There came a point where I had to chose between those jobs I was doing on the side and university: I had reached the revenue threshold where I needed to do proper invoices and declarations, pay taxes and act as a professional. There was also this opportunity I was seeing with the father of a friend: he had a furniture store specialised in made-to-measure cabinets, he needed a program to compute all parts required (boards, hinges, handles, screws…) and print quotes and invoices. I created a graphics UI for him that let him just draw the project and let the computer worry about what parts were needed. It printed parts lists, made quotes, and… displayed a 3D representation of the resulting layout. His store was a franchise, no doubt I would be able to sell the software to the other stores, no doubt I would be able to sell the concept to other interior design companies. My mind was set, I can do this, I will, enough with these tensors, laplacians and wave functions: I’m not a scientist, I am an Entrepreneur !

My first paid job

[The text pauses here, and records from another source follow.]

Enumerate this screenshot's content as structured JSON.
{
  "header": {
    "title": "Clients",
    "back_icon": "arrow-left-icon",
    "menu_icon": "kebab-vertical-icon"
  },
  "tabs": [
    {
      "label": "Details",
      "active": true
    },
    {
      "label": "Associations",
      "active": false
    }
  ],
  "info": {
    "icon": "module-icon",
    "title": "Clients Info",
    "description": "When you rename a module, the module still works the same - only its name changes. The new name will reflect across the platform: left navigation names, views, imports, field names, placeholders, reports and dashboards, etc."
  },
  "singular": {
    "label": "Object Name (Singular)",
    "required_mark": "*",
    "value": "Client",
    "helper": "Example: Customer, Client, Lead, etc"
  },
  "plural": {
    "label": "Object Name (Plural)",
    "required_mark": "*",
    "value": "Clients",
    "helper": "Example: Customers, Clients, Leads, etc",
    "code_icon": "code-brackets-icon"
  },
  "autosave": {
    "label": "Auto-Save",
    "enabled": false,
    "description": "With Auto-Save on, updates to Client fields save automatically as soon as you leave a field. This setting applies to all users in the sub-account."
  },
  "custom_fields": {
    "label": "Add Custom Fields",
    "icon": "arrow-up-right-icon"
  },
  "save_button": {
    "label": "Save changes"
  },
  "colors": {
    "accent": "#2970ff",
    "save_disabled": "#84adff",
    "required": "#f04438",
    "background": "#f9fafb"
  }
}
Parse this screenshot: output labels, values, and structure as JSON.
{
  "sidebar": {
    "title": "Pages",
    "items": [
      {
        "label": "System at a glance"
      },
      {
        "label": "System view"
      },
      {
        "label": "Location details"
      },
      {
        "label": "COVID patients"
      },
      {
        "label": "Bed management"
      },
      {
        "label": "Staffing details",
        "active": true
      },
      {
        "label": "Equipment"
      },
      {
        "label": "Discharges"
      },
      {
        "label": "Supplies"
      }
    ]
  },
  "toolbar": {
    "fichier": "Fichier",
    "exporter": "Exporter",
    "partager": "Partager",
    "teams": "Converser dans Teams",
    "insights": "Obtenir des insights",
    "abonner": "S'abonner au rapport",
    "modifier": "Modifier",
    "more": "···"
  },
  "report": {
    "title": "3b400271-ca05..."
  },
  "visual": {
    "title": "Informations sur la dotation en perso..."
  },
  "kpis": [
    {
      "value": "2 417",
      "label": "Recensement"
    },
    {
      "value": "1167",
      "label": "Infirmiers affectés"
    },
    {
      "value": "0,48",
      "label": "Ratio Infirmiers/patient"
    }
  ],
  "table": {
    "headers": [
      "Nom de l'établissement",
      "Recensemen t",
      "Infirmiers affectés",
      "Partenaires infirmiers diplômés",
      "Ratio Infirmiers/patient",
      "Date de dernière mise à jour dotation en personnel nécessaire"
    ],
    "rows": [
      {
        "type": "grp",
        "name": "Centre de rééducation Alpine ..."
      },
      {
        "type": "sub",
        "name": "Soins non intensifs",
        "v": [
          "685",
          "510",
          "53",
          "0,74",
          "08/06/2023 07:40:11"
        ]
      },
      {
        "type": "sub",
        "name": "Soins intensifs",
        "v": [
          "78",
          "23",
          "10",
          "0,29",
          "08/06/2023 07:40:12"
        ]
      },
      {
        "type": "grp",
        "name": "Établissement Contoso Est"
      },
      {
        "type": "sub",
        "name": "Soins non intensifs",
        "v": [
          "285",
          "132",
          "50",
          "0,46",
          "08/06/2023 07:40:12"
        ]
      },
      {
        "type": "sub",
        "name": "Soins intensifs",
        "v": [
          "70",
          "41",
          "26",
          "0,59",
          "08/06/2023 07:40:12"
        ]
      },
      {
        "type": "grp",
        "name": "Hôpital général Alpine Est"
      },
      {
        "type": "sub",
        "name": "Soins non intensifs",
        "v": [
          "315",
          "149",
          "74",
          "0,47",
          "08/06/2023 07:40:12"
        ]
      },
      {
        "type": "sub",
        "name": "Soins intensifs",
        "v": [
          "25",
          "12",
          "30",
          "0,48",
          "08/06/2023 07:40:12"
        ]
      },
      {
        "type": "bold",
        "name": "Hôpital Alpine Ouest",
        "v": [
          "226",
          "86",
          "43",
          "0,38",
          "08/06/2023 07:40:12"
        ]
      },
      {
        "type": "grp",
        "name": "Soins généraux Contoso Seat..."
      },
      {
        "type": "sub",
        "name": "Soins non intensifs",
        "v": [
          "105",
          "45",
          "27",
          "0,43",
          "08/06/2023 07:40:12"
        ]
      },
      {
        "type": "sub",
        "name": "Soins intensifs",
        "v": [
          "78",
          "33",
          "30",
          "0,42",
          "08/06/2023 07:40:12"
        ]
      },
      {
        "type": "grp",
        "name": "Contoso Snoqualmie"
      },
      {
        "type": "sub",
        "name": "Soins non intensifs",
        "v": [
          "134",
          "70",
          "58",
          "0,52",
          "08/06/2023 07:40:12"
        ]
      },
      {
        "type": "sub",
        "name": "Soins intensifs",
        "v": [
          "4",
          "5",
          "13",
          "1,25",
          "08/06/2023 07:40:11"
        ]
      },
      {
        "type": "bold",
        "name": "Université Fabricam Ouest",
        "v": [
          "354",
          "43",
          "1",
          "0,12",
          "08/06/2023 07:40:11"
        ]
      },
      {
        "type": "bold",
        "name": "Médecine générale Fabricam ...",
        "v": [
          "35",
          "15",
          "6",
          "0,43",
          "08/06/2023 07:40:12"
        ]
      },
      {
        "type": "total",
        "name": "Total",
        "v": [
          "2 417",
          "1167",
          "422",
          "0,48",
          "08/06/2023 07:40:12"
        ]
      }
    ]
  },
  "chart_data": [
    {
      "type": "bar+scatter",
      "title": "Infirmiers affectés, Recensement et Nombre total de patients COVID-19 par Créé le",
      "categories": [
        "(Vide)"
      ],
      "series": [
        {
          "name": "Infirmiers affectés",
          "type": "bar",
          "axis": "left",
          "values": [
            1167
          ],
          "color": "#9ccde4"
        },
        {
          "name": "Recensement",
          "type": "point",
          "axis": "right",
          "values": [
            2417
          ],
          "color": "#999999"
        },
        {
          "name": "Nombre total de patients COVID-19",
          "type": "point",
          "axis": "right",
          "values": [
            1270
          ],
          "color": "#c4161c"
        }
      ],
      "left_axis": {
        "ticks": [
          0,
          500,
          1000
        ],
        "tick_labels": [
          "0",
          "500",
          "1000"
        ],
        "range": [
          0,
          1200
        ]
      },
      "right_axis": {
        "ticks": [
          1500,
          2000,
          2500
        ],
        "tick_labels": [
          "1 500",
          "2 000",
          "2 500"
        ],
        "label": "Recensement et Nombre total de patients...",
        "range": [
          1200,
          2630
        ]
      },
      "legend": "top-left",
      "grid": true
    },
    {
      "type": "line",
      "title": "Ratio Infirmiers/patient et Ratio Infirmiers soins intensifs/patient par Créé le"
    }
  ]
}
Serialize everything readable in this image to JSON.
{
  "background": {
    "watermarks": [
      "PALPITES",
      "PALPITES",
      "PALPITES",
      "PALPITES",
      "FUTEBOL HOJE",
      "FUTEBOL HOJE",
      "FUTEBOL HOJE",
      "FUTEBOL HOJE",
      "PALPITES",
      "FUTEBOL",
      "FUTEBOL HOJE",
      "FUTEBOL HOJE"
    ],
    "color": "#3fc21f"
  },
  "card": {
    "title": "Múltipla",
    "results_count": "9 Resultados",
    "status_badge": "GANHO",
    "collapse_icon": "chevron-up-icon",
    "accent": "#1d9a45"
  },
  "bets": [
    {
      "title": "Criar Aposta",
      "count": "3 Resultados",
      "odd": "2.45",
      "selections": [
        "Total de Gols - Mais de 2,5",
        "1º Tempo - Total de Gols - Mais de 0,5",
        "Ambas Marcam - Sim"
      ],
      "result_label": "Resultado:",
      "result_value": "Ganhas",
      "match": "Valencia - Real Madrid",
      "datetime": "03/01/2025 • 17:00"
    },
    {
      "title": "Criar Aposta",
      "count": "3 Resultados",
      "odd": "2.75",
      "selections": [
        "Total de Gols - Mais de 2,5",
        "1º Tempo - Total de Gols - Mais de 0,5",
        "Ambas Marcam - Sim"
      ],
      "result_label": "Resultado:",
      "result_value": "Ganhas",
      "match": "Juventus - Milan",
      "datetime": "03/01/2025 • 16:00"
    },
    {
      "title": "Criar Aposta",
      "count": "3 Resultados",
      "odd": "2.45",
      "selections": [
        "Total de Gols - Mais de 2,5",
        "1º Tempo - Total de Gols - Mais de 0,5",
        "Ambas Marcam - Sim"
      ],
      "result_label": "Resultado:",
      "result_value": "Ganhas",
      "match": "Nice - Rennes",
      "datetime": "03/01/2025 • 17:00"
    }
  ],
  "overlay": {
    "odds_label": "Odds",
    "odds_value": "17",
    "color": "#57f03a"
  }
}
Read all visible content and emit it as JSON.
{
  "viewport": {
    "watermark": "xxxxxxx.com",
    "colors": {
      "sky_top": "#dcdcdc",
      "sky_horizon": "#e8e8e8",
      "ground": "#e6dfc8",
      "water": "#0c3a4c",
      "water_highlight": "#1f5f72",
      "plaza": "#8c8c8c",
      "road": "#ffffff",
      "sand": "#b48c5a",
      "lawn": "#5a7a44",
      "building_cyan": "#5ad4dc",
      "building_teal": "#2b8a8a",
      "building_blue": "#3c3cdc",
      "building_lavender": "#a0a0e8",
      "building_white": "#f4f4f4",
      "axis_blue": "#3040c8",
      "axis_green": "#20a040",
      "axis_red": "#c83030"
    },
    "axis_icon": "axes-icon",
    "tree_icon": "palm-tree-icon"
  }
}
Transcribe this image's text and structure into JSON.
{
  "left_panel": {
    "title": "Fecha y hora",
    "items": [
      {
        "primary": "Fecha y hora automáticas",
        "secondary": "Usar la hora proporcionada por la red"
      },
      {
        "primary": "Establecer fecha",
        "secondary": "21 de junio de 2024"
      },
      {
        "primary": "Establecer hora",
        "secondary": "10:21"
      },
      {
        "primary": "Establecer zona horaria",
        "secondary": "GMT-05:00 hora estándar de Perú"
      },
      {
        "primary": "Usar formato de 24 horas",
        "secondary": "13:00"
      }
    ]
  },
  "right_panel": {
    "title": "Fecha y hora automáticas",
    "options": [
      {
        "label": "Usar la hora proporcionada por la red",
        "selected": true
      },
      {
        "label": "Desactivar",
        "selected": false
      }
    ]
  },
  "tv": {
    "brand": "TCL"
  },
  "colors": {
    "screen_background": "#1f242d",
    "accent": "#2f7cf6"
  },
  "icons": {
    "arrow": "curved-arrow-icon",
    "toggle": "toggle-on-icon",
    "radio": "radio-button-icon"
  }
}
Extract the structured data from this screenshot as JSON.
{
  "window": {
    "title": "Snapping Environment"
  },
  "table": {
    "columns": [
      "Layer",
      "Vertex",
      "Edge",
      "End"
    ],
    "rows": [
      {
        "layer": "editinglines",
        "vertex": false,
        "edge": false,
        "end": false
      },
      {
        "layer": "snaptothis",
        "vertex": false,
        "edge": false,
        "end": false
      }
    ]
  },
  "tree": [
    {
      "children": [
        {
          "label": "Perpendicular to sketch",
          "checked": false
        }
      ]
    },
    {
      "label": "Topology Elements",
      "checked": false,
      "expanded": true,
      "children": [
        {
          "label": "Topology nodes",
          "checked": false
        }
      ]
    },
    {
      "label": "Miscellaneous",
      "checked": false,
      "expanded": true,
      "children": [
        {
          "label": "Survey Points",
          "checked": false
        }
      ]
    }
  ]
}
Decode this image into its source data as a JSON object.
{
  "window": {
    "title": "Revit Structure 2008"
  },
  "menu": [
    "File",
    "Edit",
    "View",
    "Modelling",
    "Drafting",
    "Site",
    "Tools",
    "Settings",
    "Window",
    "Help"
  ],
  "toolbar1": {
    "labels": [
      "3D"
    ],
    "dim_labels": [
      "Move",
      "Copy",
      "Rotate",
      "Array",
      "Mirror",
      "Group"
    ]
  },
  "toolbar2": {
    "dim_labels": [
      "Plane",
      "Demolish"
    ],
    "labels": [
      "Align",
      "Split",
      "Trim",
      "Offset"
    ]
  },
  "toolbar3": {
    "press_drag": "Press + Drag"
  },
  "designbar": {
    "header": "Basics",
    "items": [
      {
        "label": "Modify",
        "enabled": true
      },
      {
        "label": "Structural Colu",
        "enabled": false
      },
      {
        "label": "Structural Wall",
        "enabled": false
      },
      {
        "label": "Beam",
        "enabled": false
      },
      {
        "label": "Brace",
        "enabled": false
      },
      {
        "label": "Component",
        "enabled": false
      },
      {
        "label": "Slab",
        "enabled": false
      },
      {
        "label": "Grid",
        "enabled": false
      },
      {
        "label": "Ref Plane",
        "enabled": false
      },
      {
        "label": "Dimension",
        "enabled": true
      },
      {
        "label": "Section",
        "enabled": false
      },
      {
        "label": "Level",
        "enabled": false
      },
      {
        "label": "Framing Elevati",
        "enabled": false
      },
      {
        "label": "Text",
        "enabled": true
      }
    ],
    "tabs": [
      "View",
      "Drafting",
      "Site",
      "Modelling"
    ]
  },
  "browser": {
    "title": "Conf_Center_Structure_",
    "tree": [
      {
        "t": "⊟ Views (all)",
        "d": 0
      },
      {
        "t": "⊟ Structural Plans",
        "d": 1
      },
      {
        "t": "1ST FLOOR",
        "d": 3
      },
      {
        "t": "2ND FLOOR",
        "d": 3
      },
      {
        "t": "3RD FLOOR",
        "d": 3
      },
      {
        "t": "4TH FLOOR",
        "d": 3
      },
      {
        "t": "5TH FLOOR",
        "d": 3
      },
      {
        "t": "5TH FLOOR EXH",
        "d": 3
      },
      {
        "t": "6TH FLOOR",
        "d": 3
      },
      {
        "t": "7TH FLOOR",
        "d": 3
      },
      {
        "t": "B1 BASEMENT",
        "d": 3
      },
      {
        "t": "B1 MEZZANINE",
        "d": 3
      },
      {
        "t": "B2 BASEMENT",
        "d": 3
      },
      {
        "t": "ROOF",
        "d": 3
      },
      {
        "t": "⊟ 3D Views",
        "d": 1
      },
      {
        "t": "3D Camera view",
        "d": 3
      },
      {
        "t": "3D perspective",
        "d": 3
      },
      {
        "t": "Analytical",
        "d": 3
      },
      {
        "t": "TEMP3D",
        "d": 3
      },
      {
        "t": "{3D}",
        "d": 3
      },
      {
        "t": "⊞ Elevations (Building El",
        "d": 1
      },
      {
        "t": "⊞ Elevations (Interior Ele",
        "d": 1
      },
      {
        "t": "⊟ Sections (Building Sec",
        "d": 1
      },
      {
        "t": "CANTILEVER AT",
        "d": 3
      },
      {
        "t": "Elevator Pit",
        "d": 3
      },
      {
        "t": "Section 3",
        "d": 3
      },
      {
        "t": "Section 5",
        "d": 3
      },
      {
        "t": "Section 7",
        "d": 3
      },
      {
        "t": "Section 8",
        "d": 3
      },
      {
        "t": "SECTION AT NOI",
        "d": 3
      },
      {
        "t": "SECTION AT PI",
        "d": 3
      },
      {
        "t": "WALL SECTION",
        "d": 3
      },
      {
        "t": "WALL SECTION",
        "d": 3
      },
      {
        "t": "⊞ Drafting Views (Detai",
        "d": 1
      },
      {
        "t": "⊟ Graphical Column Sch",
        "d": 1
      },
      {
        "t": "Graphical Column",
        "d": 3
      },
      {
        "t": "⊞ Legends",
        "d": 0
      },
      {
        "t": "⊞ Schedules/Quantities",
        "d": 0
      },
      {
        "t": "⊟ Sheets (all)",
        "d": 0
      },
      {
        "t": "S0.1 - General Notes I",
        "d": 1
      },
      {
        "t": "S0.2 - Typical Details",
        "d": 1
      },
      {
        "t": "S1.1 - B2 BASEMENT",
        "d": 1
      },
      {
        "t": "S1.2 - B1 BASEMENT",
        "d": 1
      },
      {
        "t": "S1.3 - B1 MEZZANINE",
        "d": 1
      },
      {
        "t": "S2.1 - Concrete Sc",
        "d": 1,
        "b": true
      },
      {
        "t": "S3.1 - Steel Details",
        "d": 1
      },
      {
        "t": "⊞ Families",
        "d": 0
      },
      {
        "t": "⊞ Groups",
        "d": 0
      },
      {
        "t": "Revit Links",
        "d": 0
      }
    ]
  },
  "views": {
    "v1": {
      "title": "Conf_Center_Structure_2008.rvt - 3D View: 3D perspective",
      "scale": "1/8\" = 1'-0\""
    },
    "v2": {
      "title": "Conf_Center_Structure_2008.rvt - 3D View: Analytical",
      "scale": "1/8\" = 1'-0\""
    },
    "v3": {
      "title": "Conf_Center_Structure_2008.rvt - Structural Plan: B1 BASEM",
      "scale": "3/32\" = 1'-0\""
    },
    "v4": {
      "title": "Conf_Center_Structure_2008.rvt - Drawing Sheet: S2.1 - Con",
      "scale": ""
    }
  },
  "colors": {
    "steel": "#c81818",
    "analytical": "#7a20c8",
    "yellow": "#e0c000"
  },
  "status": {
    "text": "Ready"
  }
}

After almost twelve years at Intel, the company has decided to let me go. Like I often say, with a job at an American company, the ejector seat is fitted as standard; so, no hard feelings. It feels quite strange, though, to sit down and put a CV together at this stage in my career: there is so much I want to talk about ! Which led me to something obvious: why not blog about it? So, here we go, first post in a series where I will look back at past projects and the learnings I took from them.

It was the early 80’s, I was sixteen, maybe seventeen, and had fallen obsessively in love with programmable calculators like my TI59 and micro computers like my ZX81. I also had been practicing fencing since the age of 10 and, I’m not sure how, in discussions at my club, the idea came up that a computer might make the management of a competition more efficient. Ever the enthusiast, I ended up volunteering and being asked to make a proposal for the federation to consider…

I had to present the project in front of the federation council, a number of people I had the utmost respect for, and I was absolutely terrified. I was sitting at the table, waiting for my turn to speak, listening to the other topics when I noticed something that has helped me for many years afterwards: under the table, the president’s hand were moving nervously. In that instant I understood that even for a great speaker like him, someone so confident and respected, speaking in public was intimidating. What a powerful revelation!

I went for a solution that would be really easy to carry around, I told them they should buy a SHARP PC-1211 and its printer. Even at the time, it qualified more as a calculator than a computer, but I was convinced I could write a program on it that would do the job. And I did. I spent part of my summer writing the code on paper and the rest making it work once the actual machine was made available to me. Looking back, I’m not even sure how this could work, the machine can only show one line at a time, it has so little memory that it’s even difficult for me, now, to accept we ran competitions using it. But we did, the machine handled group phases followed by direct eliminations, it printed results and next bouts on tiny bits of paper that were proudly displayed between phases… A couple of years later, PC clones had become cheap enough, they got one, a full size printer and some professional software. In the blink of an eye things had evolved from tedious paperwork to complete automation !

After this project, there was no question: « this is what I do ». I was useful to society, I experienced this feeling of achievement, people trusted me ! To this day, this remains my drive: being trusted with a problem to solve, and cracking it.

Historical Metadata
Year: 1982
OS: n/a
CPU: custom 4bits,0.25MHz,1C1T
GPU: n/a
RAM: 1.5KB(?!) Storage: n/a
Connectivity: cassette tapes